## Action item
Copy the records below in full and leave every image out of the copy.

## Data for review

____________

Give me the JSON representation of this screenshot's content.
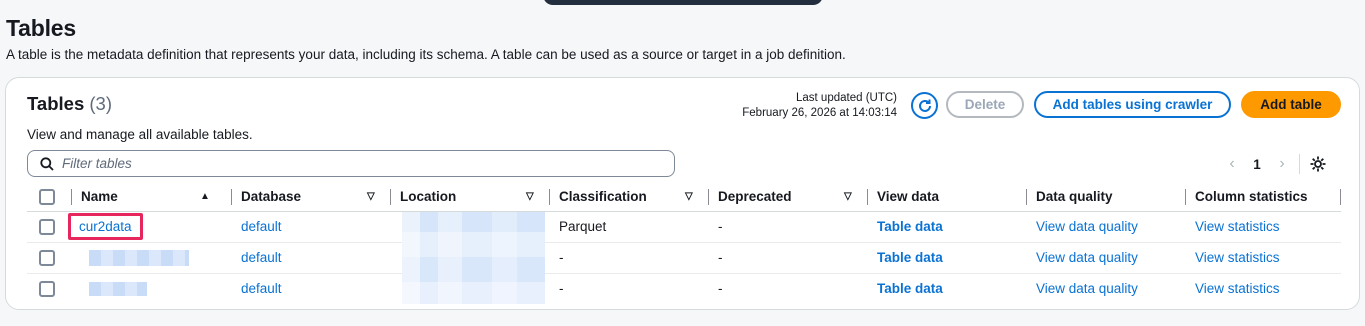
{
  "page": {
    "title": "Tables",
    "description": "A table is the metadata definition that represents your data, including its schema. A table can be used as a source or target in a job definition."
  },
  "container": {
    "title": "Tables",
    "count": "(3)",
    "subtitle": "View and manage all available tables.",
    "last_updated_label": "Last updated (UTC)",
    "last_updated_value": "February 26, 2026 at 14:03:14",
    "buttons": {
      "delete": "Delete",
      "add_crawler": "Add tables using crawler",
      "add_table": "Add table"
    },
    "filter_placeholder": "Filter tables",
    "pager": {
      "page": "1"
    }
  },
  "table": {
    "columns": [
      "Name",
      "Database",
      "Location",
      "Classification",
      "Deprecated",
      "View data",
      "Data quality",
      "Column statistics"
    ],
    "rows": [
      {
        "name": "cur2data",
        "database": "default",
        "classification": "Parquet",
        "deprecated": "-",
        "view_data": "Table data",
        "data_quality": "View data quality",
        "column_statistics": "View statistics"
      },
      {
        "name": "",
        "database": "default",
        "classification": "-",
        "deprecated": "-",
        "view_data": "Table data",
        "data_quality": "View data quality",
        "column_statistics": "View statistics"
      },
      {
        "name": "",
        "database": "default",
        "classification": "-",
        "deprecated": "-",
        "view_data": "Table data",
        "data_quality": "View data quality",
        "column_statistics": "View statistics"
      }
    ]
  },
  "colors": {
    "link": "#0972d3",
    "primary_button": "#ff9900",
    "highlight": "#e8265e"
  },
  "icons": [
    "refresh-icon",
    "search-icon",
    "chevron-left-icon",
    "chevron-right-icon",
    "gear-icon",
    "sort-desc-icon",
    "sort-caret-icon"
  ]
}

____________

## Result
Give me the JSON representation of this screenshot's content.
{
  "page": {
    "title": "Tables",
    "description": "A table is the metadata definition that represents your data, including its schema. A table can be used as a source or target in a job definition."
  },
  "container": {
    "title": "Tables",
    "count": "(3)",
    "subtitle": "View and manage all available tables.",
    "last_updated_label": "Last updated (UTC)",
    "last_updated_value": "February 26, 2026 at 14:03:14",
    "buttons": {
      "delete": "Delete",
      "add_crawler": "Add tables using crawler",
      "add_table": "Add table"
    },
    "filter_placeholder": "Filter tables",
    "pager": {
      "page": "1"
    }
  },
  "table": {
    "columns": [
      "Name",
      "Database",
      "Location",
      "Classification",
      "Deprecated",
      "View data",
      "Data quality",
      "Column statistics"
    ],
    "rows": [
      {
        "name": "cur2data",
        "database": "default",
        "classification": "Parquet",
        "deprecated": "-",
        "view_data": "Table data",
        "data_quality": "View data quality",
        "column_statistics": "View statistics"
      },
      {
        "name": "",
        "database": "default",
        "classification": "-",
        "deprecated": "-",
        "view_data": "Table data",
        "data_quality": "View data quality",
        "column_statistics": "View statistics"
      },
      {
        "name": "",
        "database": "default",
        "classification": "-",
        "deprecated": "-",
        "view_data": "Table data",
        "data_quality": "View data quality",
        "column_statistics": "View statistics"
      }
    ]
  },
  "colors": {
    "link": "#0972d3",
    "primary_button": "#ff9900",
    "highlight": "#e8265e"
  },
  "icons": [
    "refresh-icon",
    "search-icon",
    "chevron-left-icon",
    "chevron-right-icon",
    "gear-icon",
    "sort-desc-icon",
    "sort-caret-icon"
  ]
}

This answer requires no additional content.